** INSTRUCTIONS TO FOLLOW **
Reproduce the following entries exactly, leaving nothing out.
Start of AVAILABLE RECORDS
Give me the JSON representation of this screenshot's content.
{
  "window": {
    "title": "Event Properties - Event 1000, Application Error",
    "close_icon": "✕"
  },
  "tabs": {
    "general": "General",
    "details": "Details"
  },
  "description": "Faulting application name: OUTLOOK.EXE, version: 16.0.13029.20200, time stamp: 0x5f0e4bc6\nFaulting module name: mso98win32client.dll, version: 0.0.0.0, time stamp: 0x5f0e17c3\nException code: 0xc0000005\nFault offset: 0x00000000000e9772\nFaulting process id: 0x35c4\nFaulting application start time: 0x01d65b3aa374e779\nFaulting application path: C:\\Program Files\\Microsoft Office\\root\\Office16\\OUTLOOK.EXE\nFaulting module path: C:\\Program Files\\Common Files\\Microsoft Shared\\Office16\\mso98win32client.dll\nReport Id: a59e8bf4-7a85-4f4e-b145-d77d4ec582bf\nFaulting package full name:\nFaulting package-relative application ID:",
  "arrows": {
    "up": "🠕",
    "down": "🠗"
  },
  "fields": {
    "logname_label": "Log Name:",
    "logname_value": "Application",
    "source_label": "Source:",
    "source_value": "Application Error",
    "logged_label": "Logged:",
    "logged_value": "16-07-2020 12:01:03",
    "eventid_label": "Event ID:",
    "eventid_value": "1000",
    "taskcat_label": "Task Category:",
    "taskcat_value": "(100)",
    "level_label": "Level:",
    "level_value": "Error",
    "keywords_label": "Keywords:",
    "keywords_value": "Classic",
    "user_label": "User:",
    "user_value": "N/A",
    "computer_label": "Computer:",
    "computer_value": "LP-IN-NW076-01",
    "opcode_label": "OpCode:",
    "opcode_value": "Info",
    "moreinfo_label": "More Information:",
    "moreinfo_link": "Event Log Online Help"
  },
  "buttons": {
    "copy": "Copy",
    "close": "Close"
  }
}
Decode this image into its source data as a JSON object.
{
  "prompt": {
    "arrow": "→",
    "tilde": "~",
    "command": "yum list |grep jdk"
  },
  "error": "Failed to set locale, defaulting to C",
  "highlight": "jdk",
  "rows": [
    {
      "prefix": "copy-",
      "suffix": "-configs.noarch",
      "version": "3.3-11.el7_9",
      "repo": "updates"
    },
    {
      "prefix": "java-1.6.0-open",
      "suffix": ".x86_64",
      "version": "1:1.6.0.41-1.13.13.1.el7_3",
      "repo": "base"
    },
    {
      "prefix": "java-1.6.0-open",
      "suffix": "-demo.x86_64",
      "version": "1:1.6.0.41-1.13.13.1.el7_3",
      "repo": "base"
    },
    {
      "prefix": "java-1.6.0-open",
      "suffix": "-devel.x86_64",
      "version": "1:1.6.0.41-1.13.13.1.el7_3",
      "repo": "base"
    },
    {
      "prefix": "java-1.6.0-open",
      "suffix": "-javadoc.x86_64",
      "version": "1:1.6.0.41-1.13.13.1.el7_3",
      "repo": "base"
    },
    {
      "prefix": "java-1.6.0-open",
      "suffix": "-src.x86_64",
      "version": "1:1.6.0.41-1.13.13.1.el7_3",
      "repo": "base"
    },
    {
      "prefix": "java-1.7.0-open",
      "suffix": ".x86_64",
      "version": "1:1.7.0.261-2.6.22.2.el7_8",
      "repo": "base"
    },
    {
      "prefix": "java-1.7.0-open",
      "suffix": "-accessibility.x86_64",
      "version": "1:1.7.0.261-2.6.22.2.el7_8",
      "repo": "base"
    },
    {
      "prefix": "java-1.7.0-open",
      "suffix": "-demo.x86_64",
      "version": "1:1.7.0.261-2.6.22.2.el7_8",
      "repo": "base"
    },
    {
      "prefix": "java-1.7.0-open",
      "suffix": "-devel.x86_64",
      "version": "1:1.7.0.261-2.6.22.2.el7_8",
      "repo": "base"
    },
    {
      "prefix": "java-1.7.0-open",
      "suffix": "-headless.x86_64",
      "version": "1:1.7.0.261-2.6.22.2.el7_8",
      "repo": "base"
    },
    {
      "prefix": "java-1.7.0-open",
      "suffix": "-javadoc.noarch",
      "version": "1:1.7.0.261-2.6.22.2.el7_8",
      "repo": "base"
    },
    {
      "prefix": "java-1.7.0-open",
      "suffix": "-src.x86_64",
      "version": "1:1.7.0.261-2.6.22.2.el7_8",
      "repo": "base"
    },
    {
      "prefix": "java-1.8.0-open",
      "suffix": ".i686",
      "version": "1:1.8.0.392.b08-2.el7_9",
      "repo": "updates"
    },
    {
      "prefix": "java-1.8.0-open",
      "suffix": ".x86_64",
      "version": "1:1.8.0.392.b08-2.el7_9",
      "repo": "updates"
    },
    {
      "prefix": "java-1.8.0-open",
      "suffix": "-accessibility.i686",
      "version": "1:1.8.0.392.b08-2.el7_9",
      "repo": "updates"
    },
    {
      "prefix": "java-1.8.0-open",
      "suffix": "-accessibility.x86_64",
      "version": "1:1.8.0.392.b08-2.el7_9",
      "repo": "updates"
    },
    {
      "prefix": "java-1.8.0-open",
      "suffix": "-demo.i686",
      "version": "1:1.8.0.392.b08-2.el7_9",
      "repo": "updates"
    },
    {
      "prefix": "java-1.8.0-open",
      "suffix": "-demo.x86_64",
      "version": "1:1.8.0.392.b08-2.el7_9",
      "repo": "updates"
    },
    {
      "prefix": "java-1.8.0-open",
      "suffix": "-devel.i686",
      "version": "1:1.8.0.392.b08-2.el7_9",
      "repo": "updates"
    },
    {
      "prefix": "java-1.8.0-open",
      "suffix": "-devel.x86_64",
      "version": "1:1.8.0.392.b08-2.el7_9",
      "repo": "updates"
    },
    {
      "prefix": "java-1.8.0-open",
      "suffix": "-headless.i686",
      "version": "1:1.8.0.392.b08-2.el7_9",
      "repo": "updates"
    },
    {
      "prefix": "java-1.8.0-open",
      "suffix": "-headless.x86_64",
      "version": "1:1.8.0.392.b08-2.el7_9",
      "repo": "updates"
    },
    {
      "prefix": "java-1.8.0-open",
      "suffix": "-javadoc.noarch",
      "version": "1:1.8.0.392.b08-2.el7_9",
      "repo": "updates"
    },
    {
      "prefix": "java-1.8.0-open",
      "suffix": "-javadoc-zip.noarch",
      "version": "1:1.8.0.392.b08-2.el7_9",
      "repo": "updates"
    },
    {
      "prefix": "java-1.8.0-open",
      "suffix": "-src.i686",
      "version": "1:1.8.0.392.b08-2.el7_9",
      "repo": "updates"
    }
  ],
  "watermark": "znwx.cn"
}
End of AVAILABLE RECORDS
** EXERCISE SOLUTION **
Give me the JSON representation of this screenshot's content.
{
  "window": {
    "title": "Event Properties - Event 1000, Application Error",
    "close_icon": "✕"
  },
  "tabs": {
    "general": "General",
    "details": "Details"
  },
  "description": "Faulting application name: OUTLOOK.EXE, version: 16.0.13029.20200, time stamp: 0x5f0e4bc6\nFaulting module name: mso98win32client.dll, version: 0.0.0.0, time stamp: 0x5f0e17c3\nException code: 0xc0000005\nFault offset: 0x00000000000e9772\nFaulting process id: 0x35c4\nFaulting application start time: 0x01d65b3aa374e779\nFaulting application path: C:\\Program Files\\Microsoft Office\\root\\Office16\\OUTLOOK.EXE\nFaulting module path: C:\\Program Files\\Common Files\\Microsoft Shared\\Office16\\mso98win32client.dll\nReport Id: a59e8bf4-7a85-4f4e-b145-d77d4ec582bf\nFaulting package full name:\nFaulting package-relative application ID:",
  "arrows": {
    "up": "🠕",
    "down": "🠗"
  },
  "fields": {
    "logname_label": "Log Name:",
    "logname_value": "Application",
    "source_label": "Source:",
    "source_value": "Application Error",
    "logged_label": "Logged:",
    "logged_value": "16-07-2020 12:01:03",
    "eventid_label": "Event ID:",
    "eventid_value": "1000",
    "taskcat_label": "Task Category:",
    "taskcat_value": "(100)",
    "level_label": "Level:",
    "level_value": "Error",
    "keywords_label": "Keywords:",
    "keywords_value": "Classic",
    "user_label": "User:",
    "user_value": "N/A",
    "computer_label": "Computer:",
    "computer_value": "LP-IN-NW076-01",
    "opcode_label": "OpCode:",
    "opcode_value": "Info",
    "moreinfo_label": "More Information:",
    "moreinfo_link": "Event Log Online Help"
  },
  "buttons": {
    "copy": "Copy",
    "close": "Close"
  }
}
Decode this image into its source data as a JSON object.
{
  "prompt": {
    "arrow": "→",
    "tilde": "~",
    "command": "yum list |grep jdk"
  },
  "error": "Failed to set locale, defaulting to C",
  "highlight": "jdk",
  "rows": [
    {
      "prefix": "copy-",
      "suffix": "-configs.noarch",
      "version": "3.3-11.el7_9",
      "repo": "updates"
    },
    {
      "prefix": "java-1.6.0-open",
      "suffix": ".x86_64",
      "version": "1:1.6.0.41-1.13.13.1.el7_3",
      "repo": "base"
    },
    {
      "prefix": "java-1.6.0-open",
      "suffix": "-demo.x86_64",
      "version": "1:1.6.0.41-1.13.13.1.el7_3",
      "repo": "base"
    },
    {
      "prefix": "java-1.6.0-open",
      "suffix": "-devel.x86_64",
      "version": "1:1.6.0.41-1.13.13.1.el7_3",
      "repo": "base"
    },
    {
      "prefix": "java-1.6.0-open",
      "suffix": "-javadoc.x86_64",
      "version": "1:1.6.0.41-1.13.13.1.el7_3",
      "repo": "base"
    },
    {
      "prefix": "java-1.6.0-open",
      "suffix": "-src.x86_64",
      "version": "1:1.6.0.41-1.13.13.1.el7_3",
      "repo": "base"
    },
    {
      "prefix": "java-1.7.0-open",
      "suffix": ".x86_64",
      "version": "1:1.7.0.261-2.6.22.2.el7_8",
      "repo": "base"
    },
    {
      "prefix": "java-1.7.0-open",
      "suffix": "-accessibility.x86_64",
      "version": "1:1.7.0.261-2.6.22.2.el7_8",
      "repo": "base"
    },
    {
      "prefix": "java-1.7.0-open",
      "suffix": "-demo.x86_64",
      "version": "1:1.7.0.261-2.6.22.2.el7_8",
      "repo": "base"
    },
    {
      "prefix": "java-1.7.0-open",
      "suffix": "-devel.x86_64",
      "version": "1:1.7.0.261-2.6.22.2.el7_8",
      "repo": "base"
    },
    {
      "prefix": "java-1.7.0-open",
      "suffix": "-headless.x86_64",
      "version": "1:1.7.0.261-2.6.22.2.el7_8",
      "repo": "base"
    },
    {
      "prefix": "java-1.7.0-open",
      "suffix": "-javadoc.noarch",
      "version": "1:1.7.0.261-2.6.22.2.el7_8",
      "repo": "base"
    },
    {
      "prefix": "java-1.7.0-open",
      "suffix": "-src.x86_64",
      "version": "1:1.7.0.261-2.6.22.2.el7_8",
      "repo": "base"
    },
    {
      "prefix": "java-1.8.0-open",
      "suffix": ".i686",
      "version": "1:1.8.0.392.b08-2.el7_9",
      "repo": "updates"
    },
    {
      "prefix": "java-1.8.0-open",
      "suffix": ".x86_64",
      "version": "1:1.8.0.392.b08-2.el7_9",
      "repo": "updates"
    },
    {
      "prefix": "java-1.8.0-open",
      "suffix": "-accessibility.i686",
      "version": "1:1.8.0.392.b08-2.el7_9",
      "repo": "updates"
    },
    {
      "prefix": "java-1.8.0-open",
      "suffix": "-accessibility.x86_64",
      "version": "1:1.8.0.392.b08-2.el7_9",
      "repo": "updates"
    },
    {
      "prefix": "java-1.8.0-open",
      "suffix": "-demo.i686",
      "version": "1:1.8.0.392.b08-2.el7_9",
      "repo": "updates"
    },
    {
      "prefix": "java-1.8.0-open",
      "suffix": "-demo.x86_64",
      "version": "1:1.8.0.392.b08-2.el7_9",
      "repo": "updates"
    },
    {
      "prefix": "java-1.8.0-open",
      "suffix": "-devel.i686",
      "version": "1:1.8.0.392.b08-2.el7_9",
      "repo": "updates"
    },
    {
      "prefix": "java-1.8.0-open",
      "suffix": "-devel.x86_64",
      "version": "1:1.8.0.392.b08-2.el7_9",
      "repo": "updates"
    },
    {
      "prefix": "java-1.8.0-open",
      "suffix": "-headless.i686",
      "version": "1:1.8.0.392.b08-2.el7_9",
      "repo": "updates"
    },
    {
      "prefix": "java-1.8.0-open",
      "suffix": "-headless.x86_64",
      "version": "1:1.8.0.392.b08-2.el7_9",
      "repo": "updates"
    },
    {
      "prefix": "java-1.8.0-open",
      "suffix": "-javadoc.noarch",
      "version": "1:1.8.0.392.b08-2.el7_9",
      "repo": "updates"
    },
    {
      "prefix": "java-1.8.0-open",
      "suffix": "-javadoc-zip.noarch",
      "version": "1:1.8.0.392.b08-2.el7_9",
      "repo": "updates"
    },
    {
      "prefix": "java-1.8.0-open",
      "suffix": "-src.i686",
      "version": "1:1.8.0.392.b08-2.el7_9",
      "repo": "updates"
    }
  ],
  "watermark": "znwx.cn"
}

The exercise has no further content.